Today’s guest blogger, Amanda Cockshutt, writes her thoughts on a Middletown, Ohio, editorial, which opposed a school board’s proposal to eliminate the grading of homework. Amanda, who lives in New Brunswick, Canada, was instrumental in getting her local elementary school to reexamine its homework policy. Her school now has no homework on nights of major school events and there are two weeks per year where there is be no homework other than reading.
Muddled Thinking in Middletown, Ohio
by Amanda M Cockshutt, PhD
I read with interest the editorial by the concerned folk of Middletown concerning the school board’s proposal to stop the grading of homework. I think that the proposal is progressive and clearly attempts to preserve standards rather than lower them.
The authors of the editorial seem absolutely convinced that stopping the grading of homework will lower standards and ruin their children’s chances of success.
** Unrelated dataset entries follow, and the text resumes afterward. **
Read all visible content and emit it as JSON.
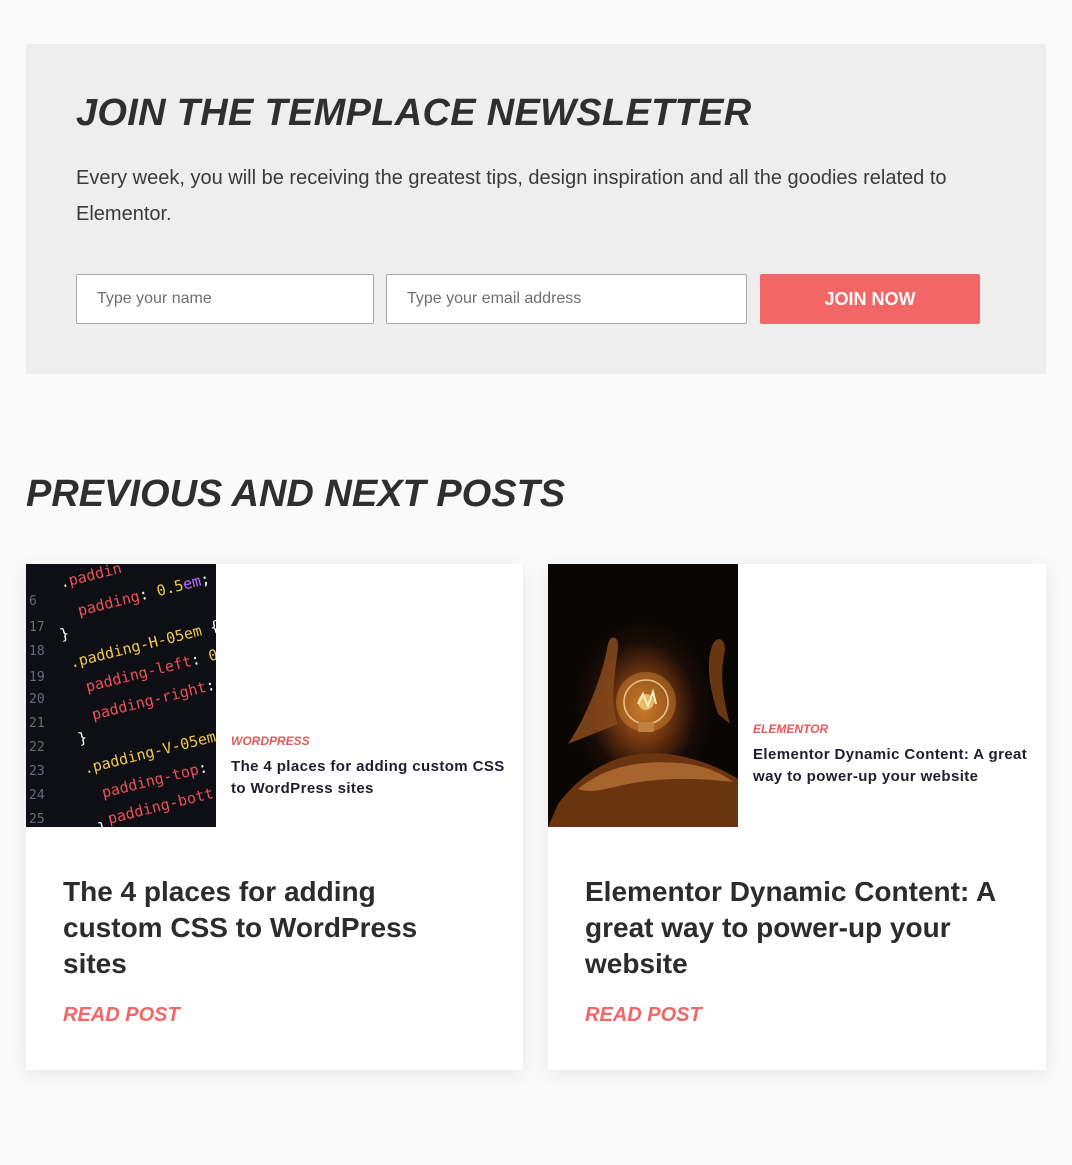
{
  "newsletter": {
    "title": "JOIN THE TEMPLACE NEWSLETTER",
    "description": "Every week, you will be receiving the greatest tips, design inspiration and all the goodies related to Elementor.",
    "name_placeholder": "Type your name",
    "email_placeholder": "Type your email address",
    "button_label": "JOIN NOW"
  },
  "posts_section": {
    "title": "PREVIOUS AND NEXT POSTS"
  },
  "posts": [
    {
      "image_category": "WORDPRESS",
      "image_title": "The 4 places for adding custom CSS to WordPress sites",
      "title": "The 4 places for adding custom CSS to WordPress sites",
      "link_label": "READ POST"
    },
    {
      "image_category": "ELEMENTOR",
      "image_title": "Elementor Dynamic Content: A great way to power-up your website",
      "title": "Elementor Dynamic Content: A great way to power-up your website",
      "link_label": "READ POST"
    }
  ],
  "colors": {
    "accent": "#f26666",
    "newsletter_bg": "#eeeeee",
    "page_bg": "#fafafa"
  }
}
Having not seen the proposal I can’t be sure, but I would be surprised if the lowering of expectations was a stated policy of the school board’s initiative.
Rather, it seems, that the board wants to level the playing field. I would interpret this to mean that all the same benchmarks of student performance will be used, except the grading of homework. In other words, tests and exams will be as difficult.
All teachers, professors… know that when student work is completed outside of the classroom there is a very good chance that others have “participated” in that work. If that work is graded, then the student has been rewarded for work they have not completed alone. If the work is not graded, then the contributions of others are either neutral or actually serve to help the student understand how the work should have been done. It’s a win win situation.
I cannot understand why parents would oppose the elimination of grading of homework unless they are participating a little too actively in the homework process. If they are strong in their conviction that homework improves the academic achievement of their children (a position that research does not support strongly), then they should feel confident that the time spent on homework does in fact contribute to their children’s performance on tests, exams…
The authors suggest that the new policy will be a burden to teachers. I can’t exactly see how eliminating masses of marking is going to burden them. Perhaps the time teachers would previously have spent marking will now be devoted to designing more thoughtful and useful homework assignments. This is something that will benefit all students.
Kudos to the school board of Middletown! Editorial authors, please think hard about what is motivating your reactionary position.
One thought on “Guest Blogger: Muddled Thinking in Middletown, Ohio”
I attended my senior year of high school in the German public schools (1979-1980). While there was a substantial homework load, grading of homework was illegal in order to prevent parents from inflating their childrens’ grade by doing portions of the homework themselves or hiring tutors to do so. My recollection is that this was a national policy.